Because Atractylodes Rhizome is an ingredient in several formulas indicated to treat cold limbs as a symptom, like Wen Qi Hua Shi Tang or Wan Dai Tang for instance.

Atractylodes Rhizomes is a Warm herb that tastes Bitter and Sweet. It targets the Spleen and the Stomach.

Its main actions are: Tonifies the Spleen Qi. Fortifies the Spleen Yang and dispels Damp through urination. Tonifies Qi and stops sweating. Calms restless fetus when due to Deficiency of Spleen Qi.

Read more about Atractylodes Rhizomes here

Why might Ginseng (Ren Shen) help with cold limbs?

Because Ginseng is an ingredient in several formulas indicated to treat cold limbs as a symptom, like Gui Pi Tang or Shen Ling Bai Zhu San for instance.

Ginseng is a Warm herb that tastes Bitter and Sweet. It targets the Heart, the Lung and the Spleen.

Its main actions are: Very strongly tonifies the Qi. Tonifies the Lungs and Spleen. Assists the body in the secretion of Fluids and stops thirst. Strengthens the Heart and calms the Shen (mind/spirit).

Read more about Ginseng here

Why might Dong Quai (Dang Gui) help with cold limbs?

Because Dong Quai is an ingredient in several formulas indicated to treat cold limbs as a symptom, like Wen Jing Tang or Er Xian Tang for instance.

Dong Quai is a Warm herb that tastes Pungent and Sweet. It targets the Heart, the Liver and the Spleen.

Its main actions are: Tonifies the Blood. Lubricates the Intestines. Relieve constipation.

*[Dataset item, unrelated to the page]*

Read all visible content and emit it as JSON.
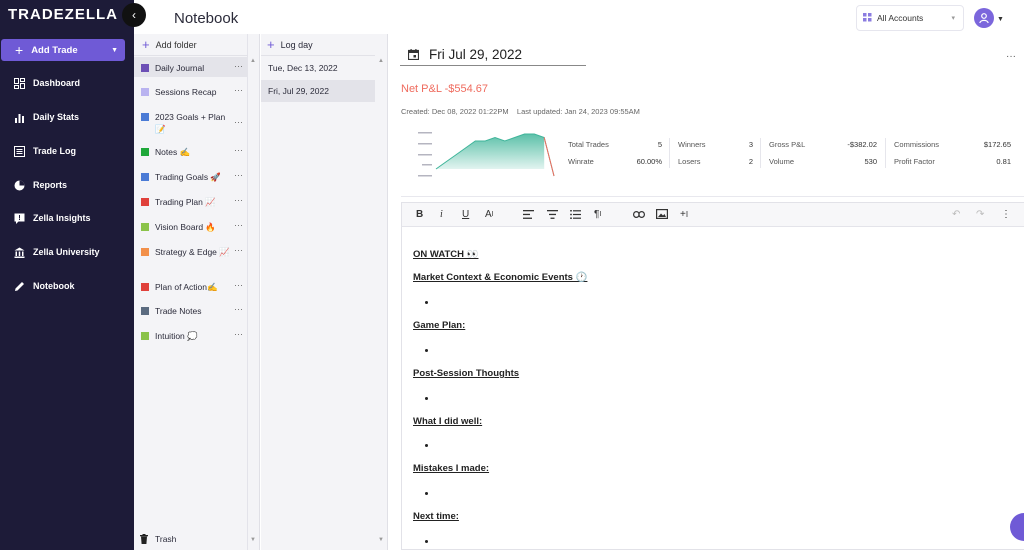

Promotes circulation and dispels Bi Pain. Reduce Dysmenorrhea and help with irregular menstruation.

Read more about Dong Quai here